◆ Material provided
# # # # #
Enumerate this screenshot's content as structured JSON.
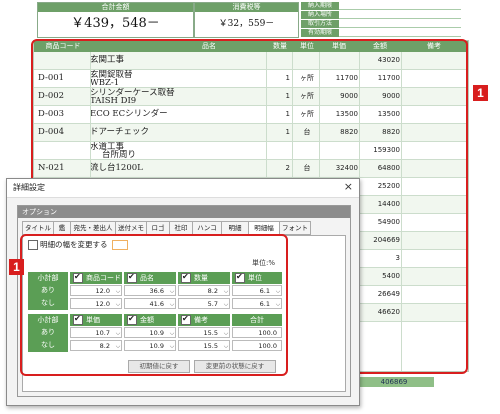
{
  "summary": {
    "total_label": "合計金額",
    "total_value": "￥439，548－",
    "tax_label": "消費税等",
    "tax_value": "￥32，559－",
    "delivery_labels": [
      "納入期限",
      "納入場所",
      "取引方法",
      "有効期限"
    ]
  },
  "table": {
    "headers": [
      "商品コード",
      "品名",
      "数量",
      "単位",
      "単価",
      "金額",
      "備考"
    ],
    "rows": [
      {
        "code": "",
        "name": "玄関工事",
        "name2": "",
        "qty": "",
        "unit": "",
        "price": "",
        "amount": "43020"
      },
      {
        "code": "D-001",
        "name": "玄関錠取替",
        "name2": "WBZ-1",
        "qty": "1",
        "unit": "ヶ所",
        "price": "11700",
        "amount": "11700"
      },
      {
        "code": "D-002",
        "name": "シリンダーケース取替",
        "name2": "TAISH DI9",
        "qty": "1",
        "unit": "ヶ所",
        "price": "9000",
        "amount": "9000"
      },
      {
        "code": "D-003",
        "name": "ECO ECシリンダー",
        "name2": "",
        "qty": "1",
        "unit": "ヶ所",
        "price": "13500",
        "amount": "13500"
      },
      {
        "code": "D-004",
        "name": "ドアーチェック",
        "name2": "",
        "qty": "1",
        "unit": "台",
        "price": "8820",
        "amount": "8820"
      },
      {
        "code": "",
        "name": "水道工事",
        "name2": "台所周り",
        "qty": "",
        "unit": "",
        "price": "",
        "amount": "159300"
      },
      {
        "code": "N-021",
        "name": "流し台1200L",
        "name2": "",
        "qty": "2",
        "unit": "台",
        "price": "32400",
        "amount": "64800"
      },
      {
        "code": "",
        "name": "",
        "name2": "",
        "qty": "",
        "unit": "",
        "price": "",
        "amount": "25200"
      },
      {
        "code": "",
        "name": "",
        "name2": "",
        "qty": "",
        "unit": "",
        "price": "",
        "amount": "14400"
      },
      {
        "code": "",
        "name": "",
        "name2": "",
        "qty": "",
        "unit": "",
        "price": "",
        "amount": "54900"
      },
      {
        "code": "",
        "name": "",
        "name2": "",
        "qty": "",
        "unit": "",
        "price": "",
        "amount": "204669"
      },
      {
        "code": "",
        "name": "",
        "name2": "",
        "qty": "",
        "unit": "",
        "price": "",
        "amount": "3"
      },
      {
        "code": "",
        "name": "",
        "name2": "",
        "qty": "",
        "unit": "",
        "price": "",
        "amount": "5400"
      },
      {
        "code": "",
        "name": "",
        "name2": "",
        "qty": "",
        "unit": "",
        "price": "",
        "amount": "26649"
      },
      {
        "code": "",
        "name": "",
        "name2": "",
        "qty": "",
        "unit": "",
        "price": "",
        "amount": "46620"
      }
    ],
    "footer_value": "406869"
  },
  "callout_number": "1",
  "dialog": {
    "title": "詳細設定",
    "close_glyph": "×",
    "group_title": "オプション",
    "tabs": [
      "タイトル",
      "鑑",
      "宛先・差出人",
      "送付メモ",
      "ロゴ",
      "社印",
      "ハンコ",
      "明細",
      "明細幅",
      "フォント"
    ],
    "active_tab": "明細幅",
    "change_width_checkbox": "明細の幅を変更する",
    "unit_note": "単位:%",
    "grid1": {
      "corner": "小計部",
      "columns": [
        "商品コード",
        "品名",
        "数量",
        "単位"
      ],
      "row_labels": [
        "あり",
        "なし"
      ],
      "values": [
        [
          "12.0",
          "36.6",
          "8.2",
          "6.1"
        ],
        [
          "12.0",
          "41.6",
          "5.7",
          "6.1"
        ]
      ]
    },
    "grid2": {
      "corner": "小計部",
      "columns": [
        "単価",
        "金額",
        "備考",
        "合計"
      ],
      "row_labels": [
        "あり",
        "なし"
      ],
      "values": [
        [
          "10.7",
          "10.9",
          "15.5",
          "100.0"
        ],
        [
          "8.2",
          "10.9",
          "15.5",
          "100.0"
        ]
      ]
    },
    "btn_reset": "初期値に戻す",
    "btn_revert": "変更前の状態に戻す"
  },
  "colors": {
    "accent_green": "#6ea068",
    "highlight_red": "#d81e1e"
  }
}
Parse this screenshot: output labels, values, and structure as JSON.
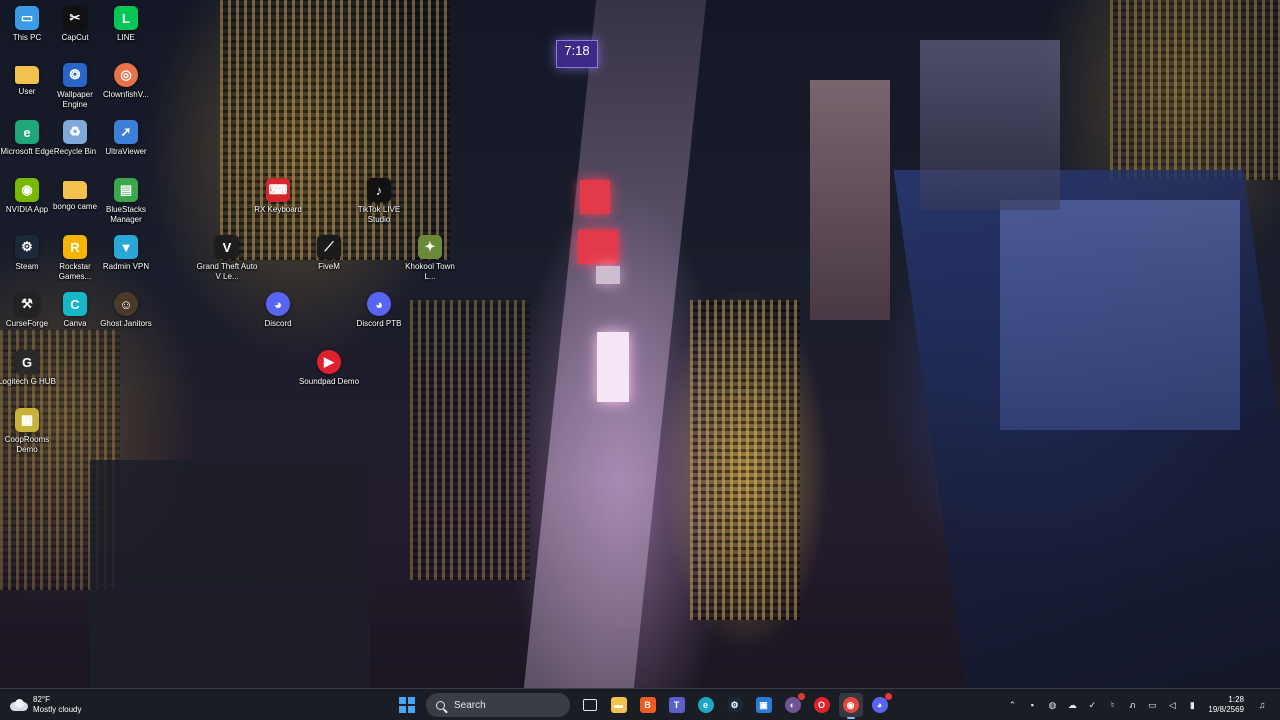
{
  "wallpaper": {
    "sign_time": "7:18"
  },
  "desktop_icons": [
    {
      "label": "This PC",
      "icon": "monitor-icon",
      "color": "#3a9be8",
      "glyph": "▭"
    },
    {
      "label": "User",
      "icon": "folder-icon",
      "color": "#f2c14e",
      "glyph": ""
    },
    {
      "label": "Microsoft Edge",
      "icon": "edge-icon",
      "color": "#1fa67a",
      "glyph": "e"
    },
    {
      "label": "NVIDIA App",
      "icon": "nvidia-icon",
      "color": "#76b900",
      "glyph": "◉"
    },
    {
      "label": "Steam",
      "icon": "steam-icon",
      "color": "#1b2838",
      "glyph": "⚙"
    },
    {
      "label": "CurseForge",
      "icon": "curseforge-icon",
      "color": "#222222",
      "glyph": "⚒"
    },
    {
      "label": "Logitech G HUB",
      "icon": "logitech-icon",
      "color": "#2a2a2a",
      "glyph": "G"
    },
    {
      "label": "CoopRooms Demo",
      "icon": "cooprooms-icon",
      "color": "#c9b23a",
      "glyph": "▦"
    },
    {
      "label": "CapCut",
      "icon": "capcut-icon",
      "color": "#111111",
      "glyph": "✂"
    },
    {
      "label": "Wallpaper Engine",
      "icon": "wallpaper-engine-icon",
      "color": "#2a66c8",
      "glyph": "❂"
    },
    {
      "label": "Recycle Bin",
      "icon": "recycle-bin-icon",
      "color": "#7fa9d8",
      "glyph": "♻"
    },
    {
      "label": "bongo came",
      "icon": "folder-icon",
      "color": "#f2c14e",
      "glyph": ""
    },
    {
      "label": "Rockstar Games...",
      "icon": "rockstar-icon",
      "color": "#f4b400",
      "glyph": "R"
    },
    {
      "label": "Canva",
      "icon": "canva-icon",
      "color": "#14b8c8",
      "glyph": "C"
    },
    {
      "label": "LINE",
      "icon": "line-icon",
      "color": "#06c755",
      "glyph": "L"
    },
    {
      "label": "ClownfishV...",
      "icon": "clownfish-icon",
      "color": "#e8734a",
      "glyph": "◎"
    },
    {
      "label": "UltraViewer",
      "icon": "ultraviewer-icon",
      "color": "#3d7fd6",
      "glyph": "➚"
    },
    {
      "label": "BlueStacks Manager",
      "icon": "bluestacks-icon",
      "color": "#3aa84a",
      "glyph": "▤"
    },
    {
      "label": "Radmin VPN",
      "icon": "radmin-vpn-icon",
      "color": "#29a8d8",
      "glyph": "▼"
    },
    {
      "label": "Ghost Janitors",
      "icon": "ghost-janitors-icon",
      "color": "#4a3a2a",
      "glyph": "☺"
    },
    {
      "label": "Grand Theft Auto V Le...",
      "icon": "gta-v-icon",
      "color": "#1d1d1d",
      "glyph": "V"
    },
    {
      "label": "RX Keyboard",
      "icon": "rx-keyboard-icon",
      "color": "#d8262e",
      "glyph": "⌨"
    },
    {
      "label": "FiveM",
      "icon": "fivem-icon",
      "color": "#1a1a1a",
      "glyph": "⟋"
    },
    {
      "label": "Discord",
      "icon": "discord-icon",
      "color": "#5865f2",
      "glyph": "◕"
    },
    {
      "label": "TikTok LIVE Studio",
      "icon": "tiktok-live-icon",
      "color": "#111111",
      "glyph": "♪"
    },
    {
      "label": "Khokool Town L...",
      "icon": "khokool-icon",
      "color": "#6a8a3a",
      "glyph": "✦"
    },
    {
      "label": "Discord PTB",
      "icon": "discord-ptb-icon",
      "color": "#5865f2",
      "glyph": "◕"
    },
    {
      "label": "Soundpad Demo",
      "icon": "soundpad-icon",
      "color": "#e0202c",
      "glyph": "▶"
    }
  ],
  "taskbar": {
    "weather_temp": "82°F",
    "weather_desc": "Mostly cloudy",
    "search_placeholder": "Search",
    "apps": [
      {
        "name": "file-explorer-button",
        "icon": "folder-icon",
        "color": "#f2c14e",
        "glyph": "▬",
        "active": false
      },
      {
        "name": "brave-button",
        "icon": "brave-icon",
        "color": "#f25a24",
        "glyph": "B",
        "active": false
      },
      {
        "name": "teams-button",
        "icon": "teams-icon",
        "color": "#5b5fc7",
        "glyph": "T",
        "active": false
      },
      {
        "name": "edge-button",
        "icon": "edge-icon",
        "color": "#1fa6c8",
        "glyph": "e",
        "active": false
      },
      {
        "name": "steam-button",
        "icon": "steam-icon",
        "color": "#1b2838",
        "glyph": "⚙",
        "active": false
      },
      {
        "name": "remote-desktop-button",
        "icon": "remote-desktop-icon",
        "color": "#2b7bd6",
        "glyph": "▣",
        "active": false
      },
      {
        "name": "github-desktop-button",
        "icon": "github-icon",
        "color": "#6e5494",
        "glyph": "◐",
        "active": false,
        "badge": true
      },
      {
        "name": "opera-button",
        "icon": "opera-icon",
        "color": "#e0202c",
        "glyph": "O",
        "active": false
      },
      {
        "name": "chrome-button",
        "icon": "chrome-icon",
        "color": "#e8453c",
        "glyph": "◉",
        "active": true
      },
      {
        "name": "discord-button",
        "icon": "discord-icon",
        "color": "#5865f2",
        "glyph": "◕",
        "active": false,
        "badge": true
      }
    ],
    "tray": [
      {
        "name": "show-hidden-icons",
        "icon": "chevron-up-icon",
        "glyph": "⌃"
      },
      {
        "name": "tray-app-1",
        "icon": "blue-square-icon",
        "glyph": "▪"
      },
      {
        "name": "tray-app-2",
        "icon": "edge-dev-icon",
        "glyph": "◍"
      },
      {
        "name": "tray-app-3",
        "icon": "onedrive-icon",
        "glyph": "☁"
      },
      {
        "name": "tray-app-4",
        "icon": "checkmark-icon",
        "glyph": "✓"
      },
      {
        "name": "tray-mic",
        "icon": "microphone-icon",
        "glyph": "♮"
      },
      {
        "name": "tray-language",
        "icon": "language-icon",
        "glyph": "ภ"
      },
      {
        "name": "tray-network",
        "icon": "network-icon",
        "glyph": "▭"
      },
      {
        "name": "tray-volume",
        "icon": "speaker-icon",
        "glyph": "◁"
      },
      {
        "name": "tray-battery",
        "icon": "battery-icon",
        "glyph": "▮"
      }
    ],
    "time": "1:28",
    "date": "19/8/2569"
  }
}
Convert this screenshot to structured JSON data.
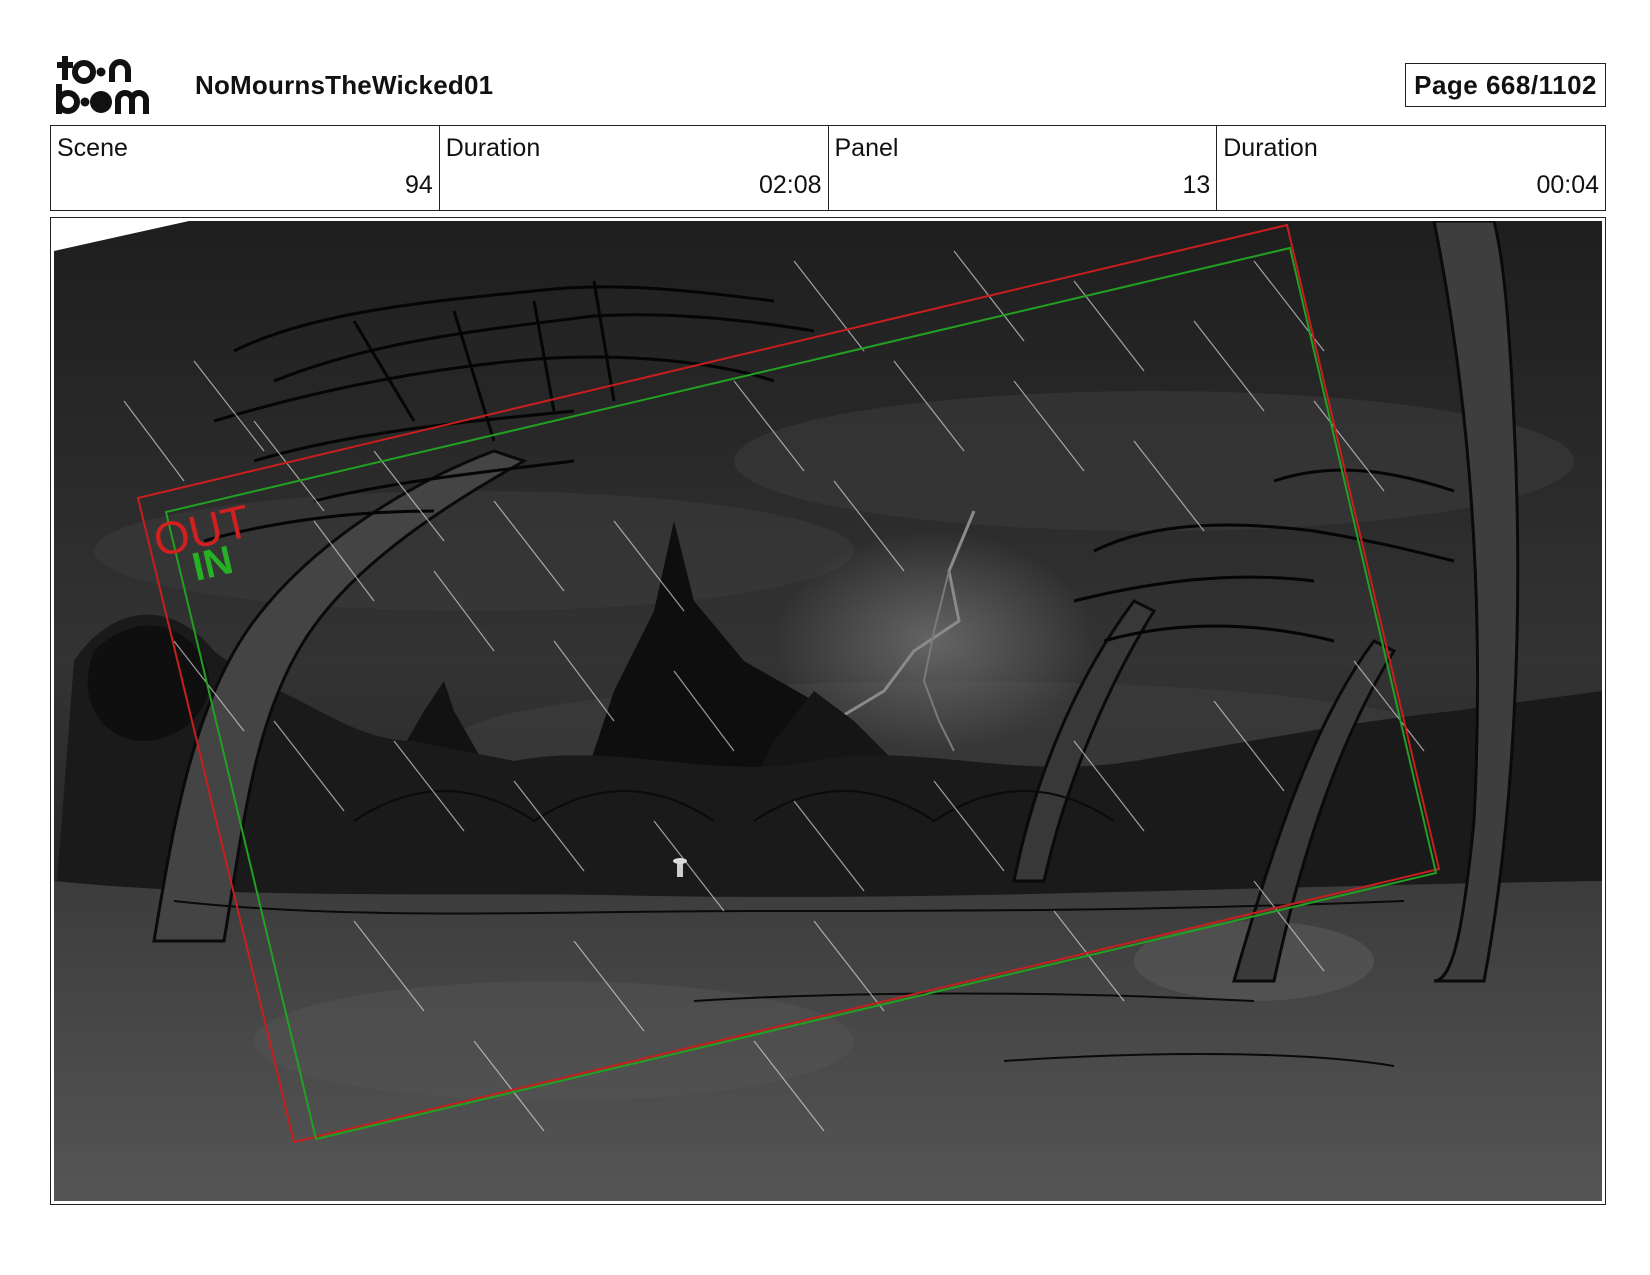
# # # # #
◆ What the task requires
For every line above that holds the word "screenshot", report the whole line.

◆ Result below
Enumerate this screenshot's content as structured JSON.
Parse this screenshot: output labels, values, and structure as JSON.
Convert this screenshot to structured JSON data.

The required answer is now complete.